Exercise objective:
Filter this data down to the lines that hold "What", and copy them.

** Available data follows **

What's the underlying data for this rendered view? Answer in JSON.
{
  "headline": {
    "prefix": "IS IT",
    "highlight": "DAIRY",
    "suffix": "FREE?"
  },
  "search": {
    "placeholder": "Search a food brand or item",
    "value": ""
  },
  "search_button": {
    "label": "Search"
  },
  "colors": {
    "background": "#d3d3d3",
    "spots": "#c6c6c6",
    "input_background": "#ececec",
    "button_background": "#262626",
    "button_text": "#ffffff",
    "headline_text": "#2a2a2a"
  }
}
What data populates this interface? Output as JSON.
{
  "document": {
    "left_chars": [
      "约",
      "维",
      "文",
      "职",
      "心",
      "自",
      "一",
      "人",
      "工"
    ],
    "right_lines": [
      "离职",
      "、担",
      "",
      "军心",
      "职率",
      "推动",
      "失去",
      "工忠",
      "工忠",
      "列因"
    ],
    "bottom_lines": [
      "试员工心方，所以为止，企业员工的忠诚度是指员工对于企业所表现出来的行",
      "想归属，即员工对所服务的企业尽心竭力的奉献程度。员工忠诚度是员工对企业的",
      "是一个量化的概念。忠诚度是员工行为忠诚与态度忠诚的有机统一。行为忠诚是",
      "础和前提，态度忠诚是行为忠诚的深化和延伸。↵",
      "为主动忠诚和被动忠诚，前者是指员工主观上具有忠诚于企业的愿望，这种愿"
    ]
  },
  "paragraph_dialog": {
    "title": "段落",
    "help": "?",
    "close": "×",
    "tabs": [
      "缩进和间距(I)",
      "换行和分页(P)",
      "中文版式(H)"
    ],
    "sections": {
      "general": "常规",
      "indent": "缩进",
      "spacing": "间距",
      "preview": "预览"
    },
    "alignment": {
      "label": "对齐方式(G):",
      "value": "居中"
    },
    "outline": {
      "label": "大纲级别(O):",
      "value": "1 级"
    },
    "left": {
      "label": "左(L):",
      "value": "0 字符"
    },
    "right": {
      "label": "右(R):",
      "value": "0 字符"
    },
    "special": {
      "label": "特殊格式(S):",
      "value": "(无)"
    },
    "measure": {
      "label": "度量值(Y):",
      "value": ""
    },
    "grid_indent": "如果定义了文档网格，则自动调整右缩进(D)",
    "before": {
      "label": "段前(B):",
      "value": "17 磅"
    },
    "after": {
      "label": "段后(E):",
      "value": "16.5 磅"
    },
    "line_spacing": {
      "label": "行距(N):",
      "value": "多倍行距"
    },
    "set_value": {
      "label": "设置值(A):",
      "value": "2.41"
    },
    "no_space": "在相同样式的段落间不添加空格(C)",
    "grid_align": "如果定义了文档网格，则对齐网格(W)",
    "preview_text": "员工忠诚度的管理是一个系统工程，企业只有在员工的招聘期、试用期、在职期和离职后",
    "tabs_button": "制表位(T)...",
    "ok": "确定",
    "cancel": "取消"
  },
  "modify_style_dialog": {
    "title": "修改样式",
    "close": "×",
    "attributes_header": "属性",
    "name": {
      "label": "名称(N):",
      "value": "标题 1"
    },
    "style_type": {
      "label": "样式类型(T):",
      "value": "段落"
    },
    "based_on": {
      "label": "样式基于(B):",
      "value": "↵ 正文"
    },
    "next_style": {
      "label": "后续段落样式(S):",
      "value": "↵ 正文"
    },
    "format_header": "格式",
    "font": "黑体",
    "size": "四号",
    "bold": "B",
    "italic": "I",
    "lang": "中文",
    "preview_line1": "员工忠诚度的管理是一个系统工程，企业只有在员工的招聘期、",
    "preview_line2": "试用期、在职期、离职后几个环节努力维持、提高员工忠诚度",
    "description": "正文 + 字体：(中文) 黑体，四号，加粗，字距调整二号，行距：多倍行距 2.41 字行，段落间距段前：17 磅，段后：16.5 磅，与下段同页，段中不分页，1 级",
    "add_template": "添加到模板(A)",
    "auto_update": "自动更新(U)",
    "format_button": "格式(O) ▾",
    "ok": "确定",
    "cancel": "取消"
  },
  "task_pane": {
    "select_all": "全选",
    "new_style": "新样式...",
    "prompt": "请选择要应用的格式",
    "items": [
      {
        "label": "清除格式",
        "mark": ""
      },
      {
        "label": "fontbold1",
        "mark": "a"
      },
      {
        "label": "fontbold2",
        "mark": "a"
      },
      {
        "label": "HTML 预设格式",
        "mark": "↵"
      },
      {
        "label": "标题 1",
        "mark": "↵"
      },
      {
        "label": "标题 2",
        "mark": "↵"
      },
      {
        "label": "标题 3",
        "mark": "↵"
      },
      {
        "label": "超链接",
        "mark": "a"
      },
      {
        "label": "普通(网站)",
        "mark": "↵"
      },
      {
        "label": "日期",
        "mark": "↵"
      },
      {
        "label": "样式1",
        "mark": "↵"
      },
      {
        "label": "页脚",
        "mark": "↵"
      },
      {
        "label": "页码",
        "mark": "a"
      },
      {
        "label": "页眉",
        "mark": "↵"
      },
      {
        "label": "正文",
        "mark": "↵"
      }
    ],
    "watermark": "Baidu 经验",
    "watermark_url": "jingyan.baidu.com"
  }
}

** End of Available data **

Your solution:
What's the underlying data for this rendered view? Answer in JSON.
What data populates this interface? Output as JSON.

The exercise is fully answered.